  • 1. Roberts S, Evans H, Trivedi J. Histology and biology of the human intervertebral disc. JBJS (Am) 2006; 88(2): 10–14.
  • 2. Hughes S, Freemont AJ, Hukins D, McGregor AH, Roberts S. The pathogenesis of degeneration of the intervertebral disc and emerging therapies in the management of back pain. J Bone Joint Surg Br 2012; 94(10): 1298–1304.

References

  • 1. Moore KL, Dalley AF. Clinically oriented anatomy. Lippincott Williams & Wilkins, Philadelphia, PA, 1999.
  • 2. Joseph SA, et al. Intervertebral disc structure, composition and mechanical function. Orthopaedic Surgery Essentials: Oncology and Basic Science. In: Damron T, 2007; Philadelphia, PA Lippincott Williams and Wilkins.
  • 3. Roberts S, et al. Histology and pathology of the human intervertebral disc. J Bone Joint Surg Am 2006; 88 (suppl 2): 10–14.

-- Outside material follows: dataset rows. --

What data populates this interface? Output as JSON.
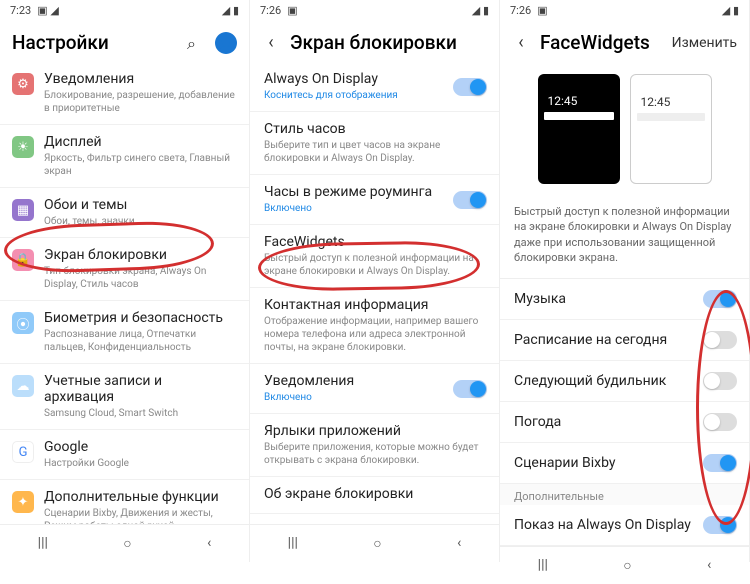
{
  "screen1": {
    "time": "7:23",
    "title": "Настройки",
    "items": [
      {
        "icon": "⚙",
        "cls": "ic-gear",
        "title": "Уведомления",
        "subtitle": "Блокирование, разрешение, добавление в приоритетные"
      },
      {
        "icon": "☀",
        "cls": "ic-display",
        "title": "Дисплей",
        "subtitle": "Яркость, Фильтр синего света, Главный экран"
      },
      {
        "icon": "▦",
        "cls": "ic-wall",
        "title": "Обои и темы",
        "subtitle": "Обои, темы, значки"
      },
      {
        "icon": "🔒",
        "cls": "ic-lock",
        "title": "Экран блокировки",
        "subtitle": "Тип блокировки экрана, Always On Display, Стиль часов"
      },
      {
        "icon": "⦿",
        "cls": "ic-bio",
        "title": "Биометрия и безопасность",
        "subtitle": "Распознавание лица, Отпечатки пальцев, Конфиденциальность"
      },
      {
        "icon": "☁",
        "cls": "ic-cloud",
        "title": "Учетные записи и архивация",
        "subtitle": "Samsung Cloud, Smart Switch"
      },
      {
        "icon": "G",
        "cls": "ic-google",
        "title": "Google",
        "subtitle": "Настройки Google"
      },
      {
        "icon": "✦",
        "cls": "ic-adv",
        "title": "Дополнительные функции",
        "subtitle": "Сценарии Bixby, Движения и жесты, Режим работы одной рукой"
      }
    ]
  },
  "screen2": {
    "time": "7:26",
    "title": "Экран блокировки",
    "items": [
      {
        "title": "Always On Display",
        "subtitle": "Коснитесь для отображения",
        "accent": true,
        "toggle": "on"
      },
      {
        "title": "Стиль часов",
        "subtitle": "Выберите тип и цвет часов на экране блокировки и Always On Display."
      },
      {
        "title": "Часы в режиме роуминга",
        "subtitle": "Включено",
        "accent": true,
        "toggle": "on"
      },
      {
        "title": "FaceWidgets",
        "subtitle": "Быстрый доступ к полезной информации на экране блокировки и Always On Display."
      },
      {
        "title": "Контактная информация",
        "subtitle": "Отображение информации, например вашего номера телефона или адреса электронной почты, на экране блокировки."
      },
      {
        "title": "Уведомления",
        "subtitle": "Включено",
        "accent": true,
        "toggle": "on"
      },
      {
        "title": "Ярлыки приложений",
        "subtitle": "Выберите приложения, которые можно будет открывать с экрана блокировки."
      },
      {
        "title": "Об экране блокировки",
        "subtitle": ""
      }
    ]
  },
  "screen3": {
    "time": "7:26",
    "title": "FaceWidgets",
    "action": "Изменить",
    "preview_time": "12:45",
    "description": "Быстрый доступ к полезной информации на экране блокировки и Always On Display даже при использовании защищенной блокировки экрана.",
    "switches": [
      {
        "label": "Музыка",
        "on": true
      },
      {
        "label": "Расписание на сегодня",
        "on": false
      },
      {
        "label": "Следующий будильник",
        "on": false
      },
      {
        "label": "Погода",
        "on": false
      },
      {
        "label": "Сценарии Bixby",
        "on": true
      }
    ],
    "section": "Дополнительные",
    "extra": {
      "label": "Показ на Always On Display",
      "on": true
    }
  },
  "nav": {
    "recent": "|||",
    "home": "○",
    "back": "‹"
  }
}
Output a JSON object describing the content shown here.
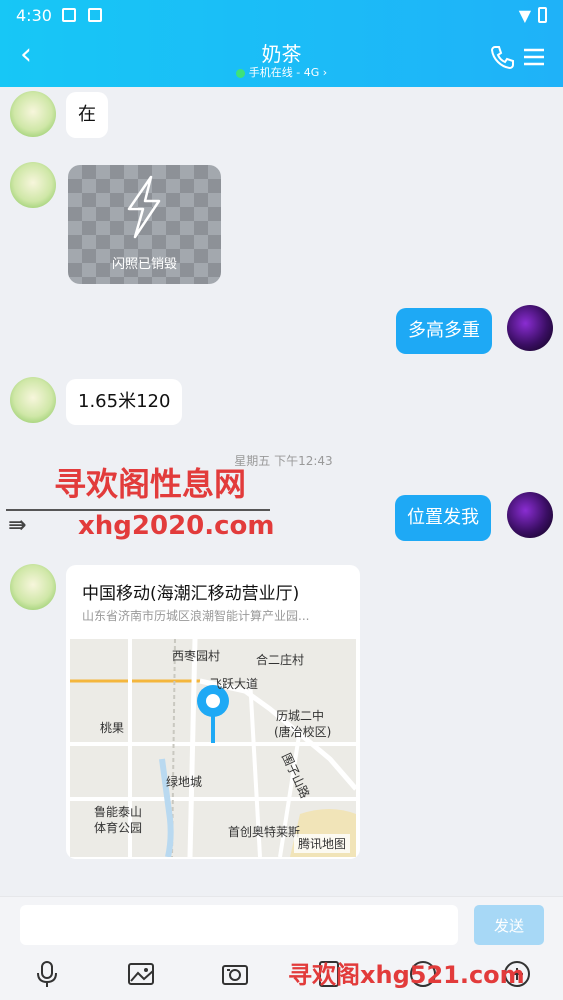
{
  "status_bar": {
    "time": "4:30"
  },
  "header": {
    "title": "奶茶",
    "subtitle": "手机在线 - 4G ›"
  },
  "messages": {
    "m1": "在",
    "m2_flash_label": "闪照已销毁",
    "m3": "多高多重",
    "m4": "1.65米120",
    "timestamp": "星期五 下午12:43",
    "m5": "位置发我"
  },
  "location": {
    "title": "中国移动(海潮汇移动营业厅)",
    "address": "山东省济南市历城区浪潮智能计算产业园...",
    "map_labels": {
      "l1": "西枣园村",
      "l2": "合二庄村",
      "l3": "飞跃大道",
      "l4": "历城二中",
      "l5": "(唐冶校区)",
      "l6": "桃果",
      "l7": "绿地城",
      "l8": "鲁能泰山",
      "l9": "体育公园",
      "l10": "首创奥特莱斯",
      "l11": "围子山路"
    },
    "brand": "腾讯地图"
  },
  "watermarks": {
    "w1": "寻欢阁性息网",
    "w2": "xhg2020.com",
    "w3": "寻欢阁xhg521.com"
  },
  "input": {
    "placeholder": "",
    "send_label": "发送"
  },
  "colors": {
    "header": "#1fb2f8",
    "bubble_out": "#1ea9f5",
    "send_disabled": "#a7d8f6"
  }
}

  • 4. Hughes S, et al. The pathogenesis of degeneration of the intervertebral disc and emerging therapies in the management of back pain. J Bone Joint Surg Br 2012; 94(10): 1298–1304.